Labour has accused the government of jeopardising its own strategy to ensure the safety of goods as underfunded councils have halved spending on trading standards since 2009.
Research by the shadow housing, communities and local government team has found trading standards budgets have fallen from £213m nine years ago to £105m in 2019, with the number of dedicated officers falling by 56%.
Labour said more people are now at risk of fraud as a result, with inspections replaced by councils just responding to consumer complaints.
The government’s strengthening national capacity for product safety strategy 2018-2020, published earlier this month by the Office for Product Safety & Standards, was billed as a “important milestone” in work to “enhance and strengthen protections from unsafe goods and the harm they can inflict”.
Measures include creating a national unit to lead engagement with councils and an upscaling of market surveillance.

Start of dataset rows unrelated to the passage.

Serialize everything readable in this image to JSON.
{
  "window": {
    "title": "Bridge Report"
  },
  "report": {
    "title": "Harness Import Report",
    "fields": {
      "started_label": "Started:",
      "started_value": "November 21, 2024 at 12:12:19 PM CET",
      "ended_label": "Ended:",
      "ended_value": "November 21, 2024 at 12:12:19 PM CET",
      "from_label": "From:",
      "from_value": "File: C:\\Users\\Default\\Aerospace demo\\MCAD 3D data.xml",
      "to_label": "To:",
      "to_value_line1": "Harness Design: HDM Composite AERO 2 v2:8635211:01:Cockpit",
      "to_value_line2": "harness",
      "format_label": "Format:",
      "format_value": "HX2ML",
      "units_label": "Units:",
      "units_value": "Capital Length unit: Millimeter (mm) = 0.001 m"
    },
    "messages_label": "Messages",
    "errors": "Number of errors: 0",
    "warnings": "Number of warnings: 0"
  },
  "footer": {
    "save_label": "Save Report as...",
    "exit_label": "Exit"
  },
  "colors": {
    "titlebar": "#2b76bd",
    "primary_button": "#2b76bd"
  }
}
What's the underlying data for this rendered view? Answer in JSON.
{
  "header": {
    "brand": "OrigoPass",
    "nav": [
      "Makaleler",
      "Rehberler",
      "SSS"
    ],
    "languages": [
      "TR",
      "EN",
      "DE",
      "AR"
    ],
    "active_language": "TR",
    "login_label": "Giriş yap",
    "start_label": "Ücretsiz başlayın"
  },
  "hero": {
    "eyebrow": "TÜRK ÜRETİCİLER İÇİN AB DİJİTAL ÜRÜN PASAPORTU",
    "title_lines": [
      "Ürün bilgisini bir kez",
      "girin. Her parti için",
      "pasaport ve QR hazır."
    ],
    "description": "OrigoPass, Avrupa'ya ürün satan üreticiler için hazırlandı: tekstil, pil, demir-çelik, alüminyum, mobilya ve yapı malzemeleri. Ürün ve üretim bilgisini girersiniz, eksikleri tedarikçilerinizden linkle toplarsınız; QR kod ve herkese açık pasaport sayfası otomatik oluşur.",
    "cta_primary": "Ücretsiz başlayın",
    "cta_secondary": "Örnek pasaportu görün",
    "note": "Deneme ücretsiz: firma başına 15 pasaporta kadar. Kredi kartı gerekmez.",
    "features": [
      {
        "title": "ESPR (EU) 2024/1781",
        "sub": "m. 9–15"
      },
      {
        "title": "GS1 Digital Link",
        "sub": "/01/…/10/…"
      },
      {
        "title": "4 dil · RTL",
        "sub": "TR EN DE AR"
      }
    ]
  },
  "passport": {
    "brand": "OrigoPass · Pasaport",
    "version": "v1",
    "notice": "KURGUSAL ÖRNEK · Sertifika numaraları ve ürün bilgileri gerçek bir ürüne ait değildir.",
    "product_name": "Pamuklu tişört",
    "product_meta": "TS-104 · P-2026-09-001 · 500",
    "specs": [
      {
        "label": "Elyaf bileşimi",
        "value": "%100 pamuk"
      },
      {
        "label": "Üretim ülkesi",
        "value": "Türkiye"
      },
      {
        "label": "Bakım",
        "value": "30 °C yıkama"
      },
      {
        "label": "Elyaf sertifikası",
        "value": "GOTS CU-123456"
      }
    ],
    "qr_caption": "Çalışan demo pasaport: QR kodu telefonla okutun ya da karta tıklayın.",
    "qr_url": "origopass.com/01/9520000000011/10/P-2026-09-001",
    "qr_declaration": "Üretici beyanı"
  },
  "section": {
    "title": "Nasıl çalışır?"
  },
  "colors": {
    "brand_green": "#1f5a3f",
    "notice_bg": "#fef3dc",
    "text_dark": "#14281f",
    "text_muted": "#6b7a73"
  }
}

Shadow communities secretary Andrew Gwynne said cuts to council funding had turned trading standards “into a husk of what they once were”.
He added: “After Brexit, we need to ensure that our trading standards have the resources they need to ensure that unsafe goods are not allowed to flood the market - but yet, the government continues to cut funding for local authorities, with the funding gap expected to grow to £8bn by 2025.
“Our communities desperately need a Labour government to ensure that our councils have the sustainable funding that they need.”
A government spokesperson said: “The government’s top priority is to keep people safe, which is why we are providing UK consumers with the highest ever levels of protection, investing £12m each year in the product safety system through the new Office for Product Safety & Standards.
“Funding for trading standards is a matter for local authorities based on local need.
“Over the next two years, we are providing councils with £90.7bn to help them meet the needs of their residents.”